The problem →
A verbatim copy of every record is required, and no pictures should be included.

[[ Record set, beginning ]]

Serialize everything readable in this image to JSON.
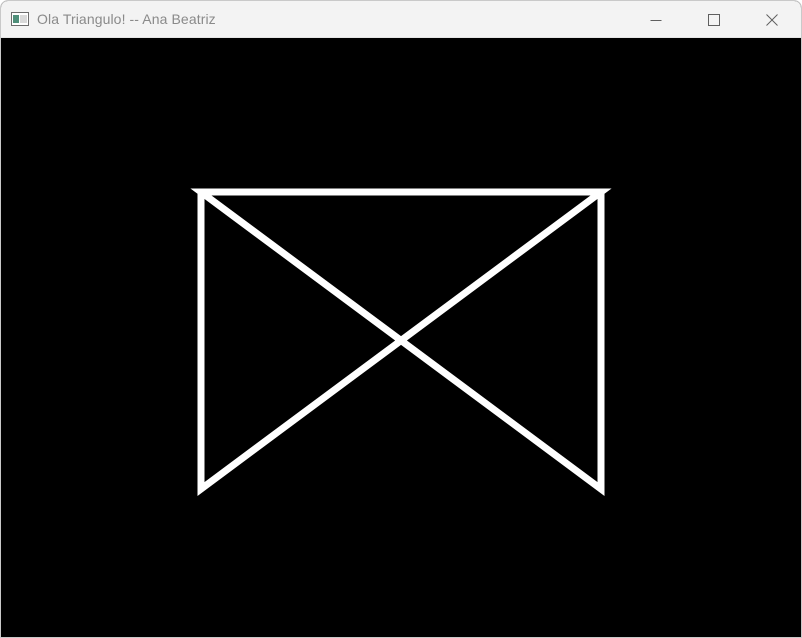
{
  "window": {
    "title": "Ola Triangulo! -- Ana Beatriz",
    "app_icon": "app-window-icon",
    "controls": [
      {
        "name": "minimize-icon"
      },
      {
        "name": "maximize-icon"
      },
      {
        "name": "close-icon"
      }
    ]
  },
  "canvas": {
    "background": "#000000",
    "stroke_color": "#ffffff",
    "shape": "bowtie-triangles"
  }
}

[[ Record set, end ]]

Written response →
Serialize everything readable in this image to JSON.
{
  "window": {
    "title": "Ola Triangulo! -- Ana Beatriz",
    "app_icon": "app-window-icon",
    "controls": [
      {
        "name": "minimize-icon"
      },
      {
        "name": "maximize-icon"
      },
      {
        "name": "close-icon"
      }
    ]
  },
  "canvas": {
    "background": "#000000",
    "stroke_color": "#ffffff",
    "shape": "bowtie-triangles"
  }
}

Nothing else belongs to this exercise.